When reading Daring Greatly, Brown’s 2012 book on using the tool of vulnerability to inform how we live, lead, love and parent, the margins had become scratched up with a multitude of light-bulb moments as I saw myself in her words. I realized that somewhere along the way in my life, I had switched from working hard, striving for my goals for ME, to completely hinging my self-worth on my ability to achieve for OTHERS. I was a middle child, wanting everything to be perfect and everyone to be happy and I would work my damnest to make that happen. Don’t rock the boat.
Please. Perform. Perfect. Repeat. Please. Perform. Perfect. Repeat.
What I have come to realize through reading Brown’s research, however, is in this debilitating dance, I have spent my whole life ‘armouring up’ and preventing myself from truly being seen. I knew that if I let anyone peek behind the curtain, I believed that I would be certainly subject to harsh judgement and criticism and my secret would be out; I just wasn’t good enough to be truly worthy of love.
“Perfectionism is the ultimate fear… People who are walking around as perfectionists… They are ultimately afraid that the world is going to see them for who they really are and they won’t measure up.” – Oprah, in a 2013 interview with Brown
“Perfectionism is not self-improvement. Perfectionism is, at it’s core, about trying to earn approval. Most perfectionists grew up being praised for achievement and performance (grades, manners, rule following, people pleasing, appearance, sports). Somewhere along the way, they adopted this dangerous and debilitating belief system: “I am what what I accomplish and how well I accomplish it. Please. Perform. Perfect.”
Healthy striving is self-focused: How can I improve?
Perfectionism is other-focused: What will they think?
Perfectionism is a hustle.”
– from Daring Greatly by Brené Brown
Almost forty years into my life, I am only now coming to this realization that I have, and continue to live with an outside focus. I have been hustling all my life.
Of course, changing one’s core belief system is not an overnight job. To dismantle the framework upon which you have built your entire existence takes an incredible amount of work and I am literally only just taking my first steps. It is uncomfortable to say the least! I still squirm in my seat during my therapy sessions – deconstructing and examining your true, unhidden self is sometimes paralyzing. Writing these words has been beyond agonizing, but I desperately want to live my life differently, to be loved by Blake and connect with him in a deeper, more authentic way and to regard myself with compassion and empathy. Most of all, however, I want my children to know that they are loved just because they ARE and not because they DO. I have realized that the most impactful way to do this is to model these behaviours towards myself and this will be the most difficult hurdle to overcome.
Finally, in the chaotic, uncertain, terrifying world in which we all currently live, it is not shocking that Goldfish crumbs are thrusting me towards near panic. I know that I am not alone in this.

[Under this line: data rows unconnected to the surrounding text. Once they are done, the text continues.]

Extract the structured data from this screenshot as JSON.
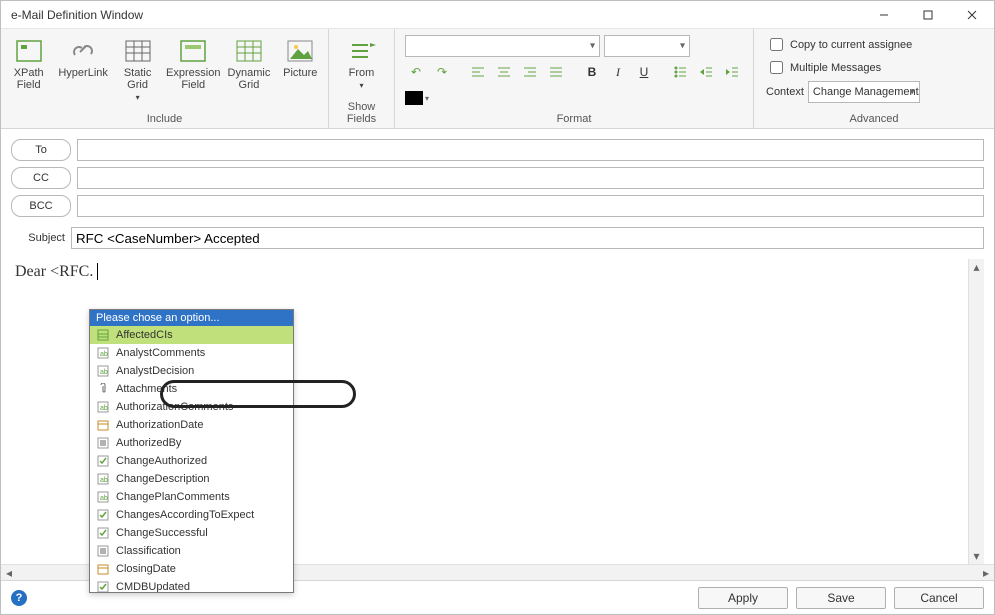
{
  "window": {
    "title": "e-Mail Definition Window"
  },
  "ribbon": {
    "include": {
      "label": "Include",
      "xpath": "XPath\nField",
      "hyperlink": "HyperLink",
      "staticgrid": "Static\nGrid",
      "exprfield": "Expression\nField",
      "dyngrid": "Dynamic\nGrid",
      "picture": "Picture"
    },
    "showfields": {
      "label": "Show Fields",
      "from": "From"
    },
    "format": {
      "label": "Format"
    },
    "advanced": {
      "label": "Advanced",
      "copy_assignee": "Copy to current assignee",
      "multiple_msgs": "Multiple Messages",
      "context_lbl": "Context",
      "context_val": "Change Management"
    }
  },
  "addr": {
    "to": "To",
    "cc": "CC",
    "bcc": "BCC"
  },
  "subject": {
    "label": "Subject",
    "value": "RFC <CaseNumber> Accepted"
  },
  "body": {
    "text": "Dear <RFC."
  },
  "dropdown": {
    "header": "Please chose an option...",
    "items": [
      "AffectedCIs",
      "AnalystComments",
      "AnalystDecision",
      "Attachments",
      "AuthorizationComments",
      "AuthorizationDate",
      "AuthorizedBy",
      "ChangeAuthorized",
      "ChangeDescription",
      "ChangePlanComments",
      "ChangesAccordingToExpect",
      "ChangeSuccessful",
      "Classification",
      "ClosingDate",
      "CMDBUpdated"
    ],
    "selected_index": 0
  },
  "buttons": {
    "apply": "Apply",
    "save": "Save",
    "cancel": "Cancel"
  }
}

Now, more than ever, Brown’s work is relevant to all of us. We need to reach inside ourselves to be brave, choose courage over comfort, demonstrate authentic vulnerability to those we trust to bring hope, true connection, resilience and healing to our own lives, our families and our communities, both big and small.